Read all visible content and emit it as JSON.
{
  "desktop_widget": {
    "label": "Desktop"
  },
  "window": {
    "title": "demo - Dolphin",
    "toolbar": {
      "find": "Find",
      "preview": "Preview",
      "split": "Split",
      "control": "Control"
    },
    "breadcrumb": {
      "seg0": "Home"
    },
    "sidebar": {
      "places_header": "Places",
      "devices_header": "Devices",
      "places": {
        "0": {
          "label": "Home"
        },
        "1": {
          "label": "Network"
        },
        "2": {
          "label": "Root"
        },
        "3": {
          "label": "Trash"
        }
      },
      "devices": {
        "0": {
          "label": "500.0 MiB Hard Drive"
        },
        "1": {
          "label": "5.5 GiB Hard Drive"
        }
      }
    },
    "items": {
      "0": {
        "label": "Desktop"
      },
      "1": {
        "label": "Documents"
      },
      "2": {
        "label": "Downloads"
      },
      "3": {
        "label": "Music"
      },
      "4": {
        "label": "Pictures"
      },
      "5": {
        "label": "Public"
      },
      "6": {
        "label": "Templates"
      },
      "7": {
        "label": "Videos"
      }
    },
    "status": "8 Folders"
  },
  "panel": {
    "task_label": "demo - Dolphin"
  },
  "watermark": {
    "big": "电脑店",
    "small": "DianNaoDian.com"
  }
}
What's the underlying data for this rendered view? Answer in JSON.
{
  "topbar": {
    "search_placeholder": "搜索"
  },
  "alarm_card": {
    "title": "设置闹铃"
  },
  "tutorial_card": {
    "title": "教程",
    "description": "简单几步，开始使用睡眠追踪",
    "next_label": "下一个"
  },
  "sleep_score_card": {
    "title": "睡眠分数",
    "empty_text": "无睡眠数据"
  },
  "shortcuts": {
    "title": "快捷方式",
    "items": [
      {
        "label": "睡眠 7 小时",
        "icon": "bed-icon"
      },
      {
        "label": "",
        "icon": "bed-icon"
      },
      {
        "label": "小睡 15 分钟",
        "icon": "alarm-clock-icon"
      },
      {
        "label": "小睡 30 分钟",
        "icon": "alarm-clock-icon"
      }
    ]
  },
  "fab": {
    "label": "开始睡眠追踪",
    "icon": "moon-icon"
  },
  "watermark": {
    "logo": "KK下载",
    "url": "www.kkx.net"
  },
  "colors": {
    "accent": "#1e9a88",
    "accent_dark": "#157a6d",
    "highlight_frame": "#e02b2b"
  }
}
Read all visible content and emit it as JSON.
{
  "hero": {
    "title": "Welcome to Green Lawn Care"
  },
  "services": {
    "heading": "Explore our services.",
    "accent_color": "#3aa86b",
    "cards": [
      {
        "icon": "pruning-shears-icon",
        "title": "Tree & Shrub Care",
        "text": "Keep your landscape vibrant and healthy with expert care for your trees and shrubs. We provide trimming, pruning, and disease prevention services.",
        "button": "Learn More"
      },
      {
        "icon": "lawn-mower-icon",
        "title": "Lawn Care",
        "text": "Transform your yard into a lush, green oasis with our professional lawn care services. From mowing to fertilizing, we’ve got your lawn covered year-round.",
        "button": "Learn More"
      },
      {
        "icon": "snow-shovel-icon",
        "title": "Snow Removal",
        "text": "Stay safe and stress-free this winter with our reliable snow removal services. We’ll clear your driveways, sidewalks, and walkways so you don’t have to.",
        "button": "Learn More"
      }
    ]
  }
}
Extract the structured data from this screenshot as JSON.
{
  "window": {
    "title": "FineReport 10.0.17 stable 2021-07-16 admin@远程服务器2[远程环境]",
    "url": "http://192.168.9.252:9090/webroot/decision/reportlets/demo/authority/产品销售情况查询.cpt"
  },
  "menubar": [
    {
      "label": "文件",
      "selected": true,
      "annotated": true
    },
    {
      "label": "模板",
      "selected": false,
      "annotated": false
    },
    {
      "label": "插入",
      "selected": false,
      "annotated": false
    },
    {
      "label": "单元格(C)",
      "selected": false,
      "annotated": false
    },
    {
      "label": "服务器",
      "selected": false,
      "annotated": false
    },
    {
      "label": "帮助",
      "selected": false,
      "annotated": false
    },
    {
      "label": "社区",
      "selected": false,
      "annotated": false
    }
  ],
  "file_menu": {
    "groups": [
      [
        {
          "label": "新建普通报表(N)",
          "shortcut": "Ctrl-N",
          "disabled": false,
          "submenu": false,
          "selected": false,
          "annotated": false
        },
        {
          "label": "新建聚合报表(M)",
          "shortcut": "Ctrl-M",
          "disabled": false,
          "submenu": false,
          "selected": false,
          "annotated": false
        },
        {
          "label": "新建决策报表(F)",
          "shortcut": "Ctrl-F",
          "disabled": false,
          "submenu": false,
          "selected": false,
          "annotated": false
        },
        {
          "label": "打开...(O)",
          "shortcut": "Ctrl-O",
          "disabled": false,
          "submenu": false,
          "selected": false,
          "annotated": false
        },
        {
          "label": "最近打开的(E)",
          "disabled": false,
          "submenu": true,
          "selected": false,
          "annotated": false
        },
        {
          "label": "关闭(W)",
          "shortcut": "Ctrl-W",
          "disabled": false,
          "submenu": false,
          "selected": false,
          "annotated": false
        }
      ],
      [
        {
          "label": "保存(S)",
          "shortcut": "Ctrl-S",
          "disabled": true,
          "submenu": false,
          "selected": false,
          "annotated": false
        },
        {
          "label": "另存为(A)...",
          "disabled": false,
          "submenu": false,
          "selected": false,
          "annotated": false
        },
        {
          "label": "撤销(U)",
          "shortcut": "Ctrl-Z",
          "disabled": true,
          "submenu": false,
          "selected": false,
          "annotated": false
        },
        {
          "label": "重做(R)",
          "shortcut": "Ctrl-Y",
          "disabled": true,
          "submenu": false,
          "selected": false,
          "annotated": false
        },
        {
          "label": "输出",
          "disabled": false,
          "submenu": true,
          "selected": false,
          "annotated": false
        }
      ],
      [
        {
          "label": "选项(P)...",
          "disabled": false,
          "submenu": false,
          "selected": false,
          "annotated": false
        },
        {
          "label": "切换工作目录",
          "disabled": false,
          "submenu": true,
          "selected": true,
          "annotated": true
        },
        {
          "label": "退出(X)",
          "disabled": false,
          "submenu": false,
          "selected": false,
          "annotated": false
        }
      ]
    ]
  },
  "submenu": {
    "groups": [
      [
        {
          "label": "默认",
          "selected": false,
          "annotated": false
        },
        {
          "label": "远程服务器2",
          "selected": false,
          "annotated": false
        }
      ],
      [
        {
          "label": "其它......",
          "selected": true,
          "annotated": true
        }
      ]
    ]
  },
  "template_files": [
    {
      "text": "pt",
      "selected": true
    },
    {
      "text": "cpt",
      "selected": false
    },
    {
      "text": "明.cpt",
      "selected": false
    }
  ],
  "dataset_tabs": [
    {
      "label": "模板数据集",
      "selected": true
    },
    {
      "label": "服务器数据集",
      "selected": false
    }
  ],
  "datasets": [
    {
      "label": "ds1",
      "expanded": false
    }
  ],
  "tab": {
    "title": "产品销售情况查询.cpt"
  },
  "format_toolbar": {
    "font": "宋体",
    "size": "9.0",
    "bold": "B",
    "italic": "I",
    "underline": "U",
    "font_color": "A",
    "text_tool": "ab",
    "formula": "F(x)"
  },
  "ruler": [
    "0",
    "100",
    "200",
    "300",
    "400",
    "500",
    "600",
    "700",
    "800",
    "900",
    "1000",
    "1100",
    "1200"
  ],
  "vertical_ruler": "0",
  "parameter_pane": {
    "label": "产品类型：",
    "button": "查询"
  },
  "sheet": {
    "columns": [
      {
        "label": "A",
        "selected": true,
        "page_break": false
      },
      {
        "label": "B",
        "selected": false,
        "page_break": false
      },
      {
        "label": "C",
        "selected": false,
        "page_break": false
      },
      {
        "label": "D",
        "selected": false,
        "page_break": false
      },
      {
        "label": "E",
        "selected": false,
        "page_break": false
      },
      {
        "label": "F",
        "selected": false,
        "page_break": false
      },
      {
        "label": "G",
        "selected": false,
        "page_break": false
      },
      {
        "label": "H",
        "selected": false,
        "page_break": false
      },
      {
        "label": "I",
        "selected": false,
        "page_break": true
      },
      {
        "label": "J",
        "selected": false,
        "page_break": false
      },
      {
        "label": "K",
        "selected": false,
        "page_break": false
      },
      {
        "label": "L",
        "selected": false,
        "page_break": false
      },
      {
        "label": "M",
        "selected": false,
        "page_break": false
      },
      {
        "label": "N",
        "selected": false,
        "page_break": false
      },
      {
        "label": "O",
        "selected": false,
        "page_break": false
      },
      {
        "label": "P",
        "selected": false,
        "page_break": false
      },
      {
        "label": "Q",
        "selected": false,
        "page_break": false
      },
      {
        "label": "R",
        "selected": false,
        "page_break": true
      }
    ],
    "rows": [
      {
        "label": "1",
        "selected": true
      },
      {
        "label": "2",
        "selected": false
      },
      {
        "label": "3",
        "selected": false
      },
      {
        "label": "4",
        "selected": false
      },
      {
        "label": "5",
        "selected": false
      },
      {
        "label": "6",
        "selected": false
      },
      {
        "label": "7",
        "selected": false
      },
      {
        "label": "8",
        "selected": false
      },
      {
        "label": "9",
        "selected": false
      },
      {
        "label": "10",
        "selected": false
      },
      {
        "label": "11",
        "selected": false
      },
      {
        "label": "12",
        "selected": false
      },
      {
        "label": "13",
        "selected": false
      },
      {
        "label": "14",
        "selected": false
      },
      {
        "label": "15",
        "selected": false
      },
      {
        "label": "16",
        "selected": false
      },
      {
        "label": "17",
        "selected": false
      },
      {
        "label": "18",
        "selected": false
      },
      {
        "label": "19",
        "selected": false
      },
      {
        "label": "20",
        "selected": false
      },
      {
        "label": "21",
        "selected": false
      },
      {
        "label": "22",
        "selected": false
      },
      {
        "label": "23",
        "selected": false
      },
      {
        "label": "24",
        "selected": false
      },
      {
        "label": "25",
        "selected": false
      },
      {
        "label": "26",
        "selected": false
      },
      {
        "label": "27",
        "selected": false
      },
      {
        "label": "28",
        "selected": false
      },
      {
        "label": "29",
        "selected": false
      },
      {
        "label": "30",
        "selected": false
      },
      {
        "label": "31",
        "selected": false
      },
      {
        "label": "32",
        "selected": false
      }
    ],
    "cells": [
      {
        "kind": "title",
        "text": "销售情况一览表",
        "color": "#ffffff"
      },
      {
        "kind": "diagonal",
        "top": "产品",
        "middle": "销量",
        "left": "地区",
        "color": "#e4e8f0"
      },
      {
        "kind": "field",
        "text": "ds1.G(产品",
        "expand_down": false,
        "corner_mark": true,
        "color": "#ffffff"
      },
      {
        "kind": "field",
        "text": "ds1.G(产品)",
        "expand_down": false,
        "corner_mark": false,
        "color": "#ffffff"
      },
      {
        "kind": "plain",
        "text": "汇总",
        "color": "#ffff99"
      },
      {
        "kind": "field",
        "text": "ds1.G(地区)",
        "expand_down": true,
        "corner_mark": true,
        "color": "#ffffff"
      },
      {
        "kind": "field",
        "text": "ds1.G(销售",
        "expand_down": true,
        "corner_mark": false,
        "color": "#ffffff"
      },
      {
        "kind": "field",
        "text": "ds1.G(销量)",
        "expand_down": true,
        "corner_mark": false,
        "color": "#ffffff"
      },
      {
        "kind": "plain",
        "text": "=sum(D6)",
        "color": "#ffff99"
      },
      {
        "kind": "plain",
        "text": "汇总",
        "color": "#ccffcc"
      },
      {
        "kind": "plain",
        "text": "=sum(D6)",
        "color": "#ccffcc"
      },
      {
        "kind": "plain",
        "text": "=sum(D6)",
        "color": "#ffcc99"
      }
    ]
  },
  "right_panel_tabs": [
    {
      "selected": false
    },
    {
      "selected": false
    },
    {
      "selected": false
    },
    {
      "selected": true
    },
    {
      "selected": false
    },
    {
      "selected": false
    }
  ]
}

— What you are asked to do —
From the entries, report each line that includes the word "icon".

— Exercise solution —
        "icon": "bed-icon"
        "icon": "bed-icon"
        "icon": "alarm-clock-icon"
        "icon": "alarm-clock-icon"
    "icon": "moon-icon"
        "icon": "pruning-shears-icon",
        "icon": "lawn-mower-icon",
        "icon": "snow-shovel-icon",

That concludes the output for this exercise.